LONDON (Reuters) - Royal Dutch Shell’s first oil field sale after its $54 billion BG Group acquisition bodes well for its disposal talks in the North Sea, Gabon and New Zealand, according to sources, signaling buyers will meet its expectations on value.
The $425 million deal in the Gulf of Mexico is welcome news for the Anglo-Dutch oil and gas giant which has struggled to kick off its plan to dispose of $30 billion of assets by 2018 or so in order to pay for the February deal and maintain a generous dividend policy amid soaring debt.
The sale of the Brutus/Glider fields to U.S. independent oil and gas company EnVen Energy Corp has an implied oil price of around $60 a barrel, more than $10 above today’s prices, according to analysts at UBS.
“With oil prices appearing to have bottomed at the start of 2016 and a pathway toward higher levels into 2017/18 we may now be entering a period where both buyer and seller can see acceptable relative value - unlocking the A&D (acquisition and divestiture) market,” the UBS analysts added.
Shell’s Chief Financial Officer Simon Henry told Reuters earlier this year Shell would not sell oil and gas fields at $48 a barrel in order to meet its target.
Further deals might prove harder to clinch however, as activity in the U.S. market picked up faster than other areas after more than two years of oil price declines and volatility led to a sharp slowdown in activity, industry sources said.
Shell is currently in advanced talks to sell a large portfolio of fields in the UK North Sea, an ageing basin with high production costs and strict regulatory requirements.
The company, which plans to exit operations in 5 to 10 countries, is also in talks to sell its portfolio in Gabon, New Zealand, Thailand and Tunisia, according to several sources.
The North Sea portfolio is a mix of mature fields and more attractive new developments such as BG’s non-operating stake in Buzzard north of Aberdeen, a relatively new field that feeds into the global Brent oil benchmark.
Shell is also selling a share in its 55 percent holding in the BP-operated Schiehallion oilfield development some 110 miles (180 km) west of the Shetland Islands.
Other assets include the Nelson, Armada, Everest, Lomond and J Block fields, and Shell’s stake in the Statoil-led Bressay development, sources close to the company said.
Potential buyers include Neptune, a venture headed by industry veteran Sam Laidlaw and backed by private equity funds Carlyle Group and CVC Partners, as well as Siccar Point Energy, backed by Blue Water Energy and Blackstone.
A Shell spokesman declined to comment.
The Anglo-Dutch company, like its peers, has struggled to dispose of upstream assets, focusing instead on refining and storage assets which are less exposed to oil price volatility.
So far this year, Shell has sold $2 billion of assets, leaving relatively little time to hit its $6-$8 billion target.
“I think the $6 billion target is highly realistic,” said Oswald Clint, senior analyst at Bernstein, which has an ‘outperform’ rating on Shell.
“If you track the last 5 years of divestment’s by oil majors, all of them met them.
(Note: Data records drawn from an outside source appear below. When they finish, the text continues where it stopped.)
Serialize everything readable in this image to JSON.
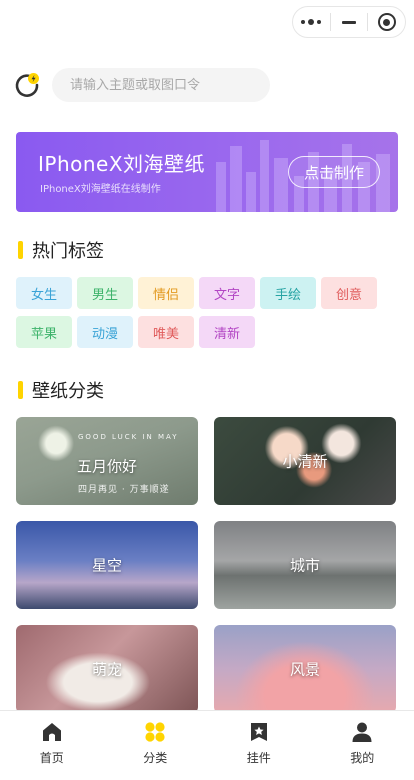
{
  "capsule": {
    "more_icon": "more-dots-icon",
    "minimize_icon": "minus-icon",
    "close_icon": "target-icon"
  },
  "search": {
    "placeholder": "请输入主题或取图口令"
  },
  "banner": {
    "title": "IPhoneX刘海壁纸",
    "subtitle": "IPhoneX刘海壁纸在线制作",
    "button_label": "点击制作"
  },
  "hot_tags": {
    "title": "热门标签",
    "items": [
      {
        "label": "女生",
        "bg": "#dff2fb",
        "color": "#3aa3d6"
      },
      {
        "label": "男生",
        "bg": "#dcf7e2",
        "color": "#3db36a"
      },
      {
        "label": "情侣",
        "bg": "#fff2d6",
        "color": "#e39a20"
      },
      {
        "label": "文字",
        "bg": "#f4d8f7",
        "color": "#b245c4"
      },
      {
        "label": "手绘",
        "bg": "#cdf2f2",
        "color": "#26a3a3"
      },
      {
        "label": "创意",
        "bg": "#fde0e0",
        "color": "#e05b5b"
      },
      {
        "label": "苹果",
        "bg": "#dcf7e2",
        "color": "#3db36a"
      },
      {
        "label": "动漫",
        "bg": "#dff2fb",
        "color": "#3aa3d6"
      },
      {
        "label": "唯美",
        "bg": "#fde0e0",
        "color": "#e05b5b"
      },
      {
        "label": "清新",
        "bg": "#f4d8f7",
        "color": "#b245c4"
      }
    ]
  },
  "categories": {
    "title": "壁纸分类",
    "items": [
      {
        "label": "五月你好",
        "top_text": "GOOD LUCK IN MAY",
        "bottom_text": "四月再见 · 万事顺遂"
      },
      {
        "label": "小清新"
      },
      {
        "label": "星空"
      },
      {
        "label": "城市"
      },
      {
        "label": "萌宠"
      },
      {
        "label": "风景"
      }
    ]
  },
  "tabbar": {
    "items": [
      {
        "label": "首页",
        "icon": "home-icon"
      },
      {
        "label": "分类",
        "icon": "category-grid-icon",
        "color": "#ffd400"
      },
      {
        "label": "挂件",
        "icon": "pendant-star-icon"
      },
      {
        "label": "我的",
        "icon": "user-icon"
      }
    ]
  }
}
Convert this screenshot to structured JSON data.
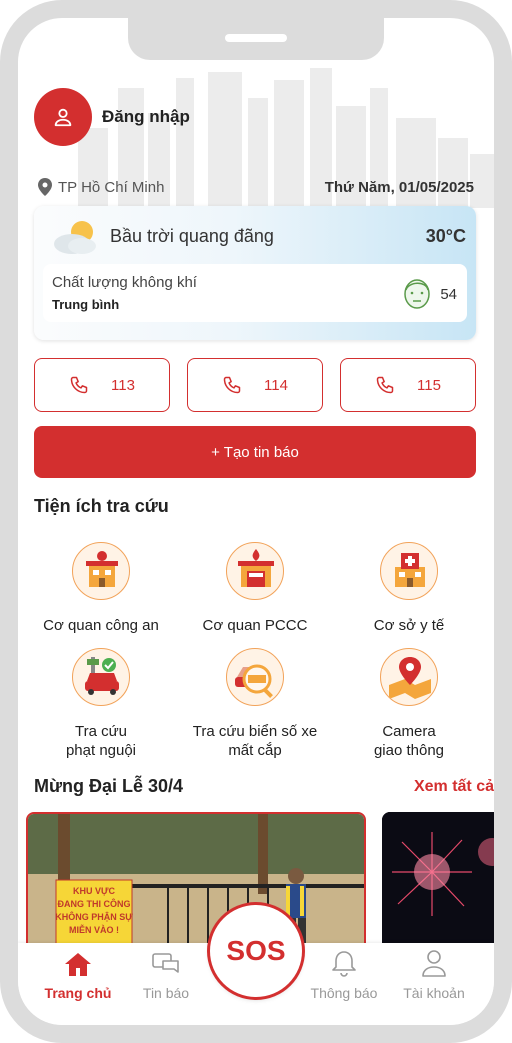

Shell have a $30 billion target and I believe they can do it.”
Reporting by Ron Bousso; Editing by Alexandra Hudson